September began and ended for me with school class reunions— the first, my 40th from West Point and the latter, my 45th from St. Stephen’s School for Boys, an Episcopal Day School in Alexandria, Virginia. There were some similarities and some differences in those events. People who had shared many experiences got together and many stories were shared. People were reminded of people and events they may not have otherwise remembered. Some had done very well, but no one made a point of their financial status (few certainly can now!) While almost all of my classmates from West Point had served in the military and gone to Vietnam, I had little feel about the rest of my high school class. Now I now know many of us served and the majority of those who came to our reunion this time were veterans.
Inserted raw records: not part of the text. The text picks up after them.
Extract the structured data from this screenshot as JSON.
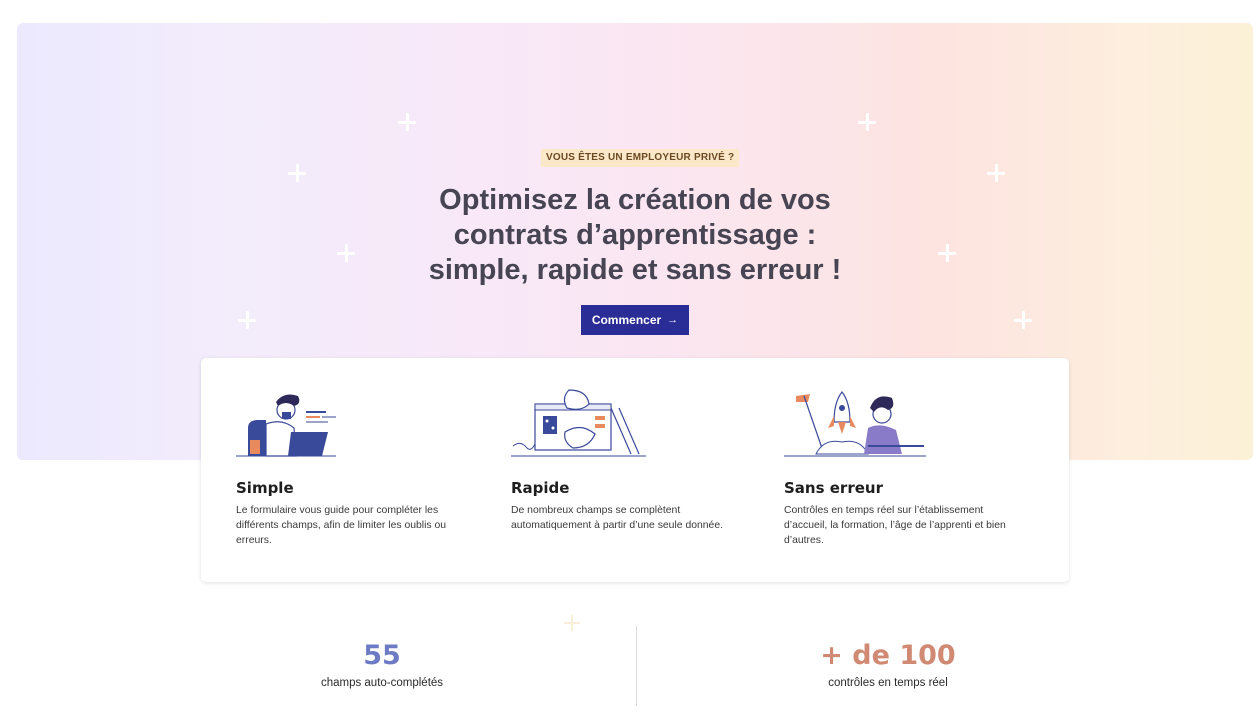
{
  "hero": {
    "eyebrow": "VOUS ÊTES UN EMPLOYEUR PRIVÉ ?",
    "title_line1": "Optimisez la création de vos",
    "title_line2": "contrats d’apprentissage :",
    "title_line3": "simple, rapide et sans erreur !",
    "cta_label": "Commencer",
    "cta_arrow": "→"
  },
  "features": [
    {
      "title": "Simple",
      "text": "Le formulaire vous guide pour compléter les différents champs, afin de limiter les oublis ou erreurs."
    },
    {
      "title": "Rapide",
      "text": "De nombreux champs se complètent automatiquement à partir d’une seule donnée."
    },
    {
      "title": "Sans erreur",
      "text": "Contrôles en temps réel sur l’établissement d’accueil, la formation, l’âge de l’apprenti et bien d’autres."
    }
  ],
  "stats": [
    {
      "value": "55",
      "label": "champs auto-complétés",
      "color": "#6d7bc4"
    },
    {
      "value": "+ de 100",
      "label": "contrôles en temps réel",
      "color": "#d08a74"
    }
  ],
  "colors": {
    "cta_bg": "#2b2d96",
    "eyebrow_bg": "#fbe8c8",
    "illustration_blue": "#3a4a9a",
    "illustration_orange": "#e8895e"
  }
}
It occurred to me that I was experiencing oral tradition and that what we talked about formed a shared corpus of knowledge told from particular perspectives. It had, I believe, a kinship with much of what became our Holy Scriptures of the Hebrew and Christian traditions. Unlike our presidential candidates, neither Moses nor Jesus spoke from teleprompters the text of which is preserved, neither was followed by either the print or broadcast media, and certainly neither lived under quite the microscope that anyone running for public office must bear. And no one rushed a book into print before the event was even complete. In their time, neither Jesus nor Moses appeared in a YouTube video, nor were their journeys followed byPeoplemagazine. Consequently all we know of these dominating figures of our tradition comes from the telling of story and, in a number of cases, those stories were edited to conform to an agenda or theological viewpoint.
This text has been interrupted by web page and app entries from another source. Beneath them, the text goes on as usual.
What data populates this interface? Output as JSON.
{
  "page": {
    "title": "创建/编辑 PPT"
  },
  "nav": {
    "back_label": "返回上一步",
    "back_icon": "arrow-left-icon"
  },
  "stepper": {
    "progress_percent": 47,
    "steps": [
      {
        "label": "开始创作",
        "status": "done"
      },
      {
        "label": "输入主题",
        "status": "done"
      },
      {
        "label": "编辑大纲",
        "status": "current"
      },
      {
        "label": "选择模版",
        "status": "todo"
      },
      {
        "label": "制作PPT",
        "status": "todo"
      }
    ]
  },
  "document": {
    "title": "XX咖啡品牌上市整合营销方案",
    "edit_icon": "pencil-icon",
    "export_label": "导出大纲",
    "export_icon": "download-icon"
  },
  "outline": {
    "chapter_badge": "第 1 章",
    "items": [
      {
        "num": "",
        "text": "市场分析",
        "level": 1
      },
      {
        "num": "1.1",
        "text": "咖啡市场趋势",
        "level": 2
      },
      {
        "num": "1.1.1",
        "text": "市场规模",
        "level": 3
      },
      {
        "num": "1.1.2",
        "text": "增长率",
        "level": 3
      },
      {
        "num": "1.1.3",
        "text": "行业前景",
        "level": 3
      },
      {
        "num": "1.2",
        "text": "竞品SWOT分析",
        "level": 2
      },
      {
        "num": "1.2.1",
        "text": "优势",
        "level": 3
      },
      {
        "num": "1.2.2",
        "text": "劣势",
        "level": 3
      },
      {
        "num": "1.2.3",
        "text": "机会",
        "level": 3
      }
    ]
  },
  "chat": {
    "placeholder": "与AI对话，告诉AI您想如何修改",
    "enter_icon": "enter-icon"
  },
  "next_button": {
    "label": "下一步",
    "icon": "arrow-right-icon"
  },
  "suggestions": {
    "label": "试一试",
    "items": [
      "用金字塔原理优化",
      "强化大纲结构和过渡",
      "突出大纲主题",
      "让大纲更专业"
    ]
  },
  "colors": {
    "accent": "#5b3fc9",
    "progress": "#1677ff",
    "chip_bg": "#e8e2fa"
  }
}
Yet, in my experience as both a lay person and a priest, God still ‘speaks’ to us through the accumulation we know as the Bible. Time and again, I have gotten fresh insights reading over very familiar scriptures. This experience is a work of the Holy Spirit which the Apostle Paul tells us opens the meaning to us.
It has been very exciting to be at St. John’s this fall. All the services are off and running with a particularly satisfying experience at the 9 am service. The children and their parents are truly engaged, and I want to thank Ken Corneille, our Music Director, and Marianne Margrave, Bible Story craftsperson, for helping sustain the energy. I am pleased that so many people are joining us in worship.
I hope everyone who has an opportunity will help newcomers negotiate the service (if they need it) and make them feel welcome. Incorporation comes from the Latin meaning making one part of the body. We are the Body of Christ here at St. John’s, a vibrant community of caring, sharing people who, in my experience, will do all they are able to help if they only know.
This past Saturday we were open for the tour of historical churches here in Cornwall. The tour ran from 10 am until 3 pm. With three visitors, we did better than many.
Following that opportunity was our Square Dance and Chicken Dinner or as someone at Rotary observed the Chicken Dance and Square Dinner. It started at 4 and ended at 7. It was be fun. Our next big event is the Progressive Dinner on the 25th. For information, contact Bambi Barth.
Well that’s about it. See you at church and doing God’s work hereabouts.